When a confirmation hearing takes a sudden turn and gives us historical pause, we need to stop, listen, think, reflect, and determine how to move forward. For this post, I will use the up-to-the-minute tweets and articles that are providing the narrative for Senator Elizabeth Warren’s silencing during the reading of Coretta Scott King’s letter. The words of Mitch McConnell now become a mantra when talking about how Warren continued to read the letter even though she had been warned. “Nevertheless, she persisted.”
McConnell: “Sen. Warren was giving a lengthy speech. She had appeared to violate the rule. She was warned. She was given an explanation,” he said. “Nevertheless, she persisted.”
Ref: The Washington Post, Kane & O’Keefe, 2017
In opposing the nomination of Senator Sessions, Senator Warren was reading a letter by the late Coretta Scott King when she was stopped, based on Rule XIX of the Standing Rules of the Senate that says, “No Senator in debate shall, directly or indirectly, by any form of words impute to another Senator or to other Senators any conduct or motive unworthy or unbecoming a Senator.” Senator Warren appealed to continue reading, but was told to take her seat. The Washington Post online has the video within the Kane & O’Keefe, 2017 article. Senator Kamala Harris posted a link to the full letter here:
— Kamala Harris (@KamalaHarris) February 8, 2017
In essence, Coretta Scott King’s 1986 letter strongly opposed Mr. Sessions for a federal judgeship, and Senator Warren was reading that letter to provide reasons why Sessions should not be confirmed as Attorney General. Senator Warren was prevented from continuing to read the letter.
The “Nevertheless, she persisted” portion of McConnell’s description of Senator Warren’s actions is resonating. I had the pleasure of meeting Senator Warren at a Massachusetts conference on Women in Public Service, where I co-chaired a session on women in STEM. Warren was a special guest speaker, and I will always remember that she took the time to talk with me. It wasn’t a long conversation … just a few minutes of an exchange, but memorable just the same.
Senator Warren was stopped from reading a document that is historical because, per McConnell, “The senator has impugned the motives and conduct of our colleague from Alabama.”
How does one share information, or even have the chance to debate issues if there isn’t a chance to properly discuss and cite a source?
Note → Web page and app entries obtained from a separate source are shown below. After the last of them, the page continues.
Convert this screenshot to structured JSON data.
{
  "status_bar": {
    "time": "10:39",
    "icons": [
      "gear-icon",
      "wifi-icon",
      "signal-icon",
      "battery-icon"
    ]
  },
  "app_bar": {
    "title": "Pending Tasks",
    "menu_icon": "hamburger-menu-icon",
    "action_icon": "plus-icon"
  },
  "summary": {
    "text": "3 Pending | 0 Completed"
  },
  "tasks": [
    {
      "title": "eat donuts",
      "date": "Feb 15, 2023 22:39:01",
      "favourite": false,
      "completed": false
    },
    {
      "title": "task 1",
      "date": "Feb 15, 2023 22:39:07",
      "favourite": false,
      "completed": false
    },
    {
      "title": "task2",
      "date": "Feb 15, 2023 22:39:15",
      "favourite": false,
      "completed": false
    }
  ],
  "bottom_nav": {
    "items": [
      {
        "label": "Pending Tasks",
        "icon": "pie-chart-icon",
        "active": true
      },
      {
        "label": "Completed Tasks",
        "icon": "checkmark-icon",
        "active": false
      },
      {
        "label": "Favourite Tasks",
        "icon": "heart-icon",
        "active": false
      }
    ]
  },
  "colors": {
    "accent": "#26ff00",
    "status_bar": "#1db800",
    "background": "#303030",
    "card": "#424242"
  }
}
There may be disagreement, and ultimately, one side over another will “win” the debate, but one should be given a chance to present a point.
May the words go down in history, as we are bold enough to seek, to uncover, and to share truths, no matter how hard they are to stomach. “Nevertheless, she persisted.”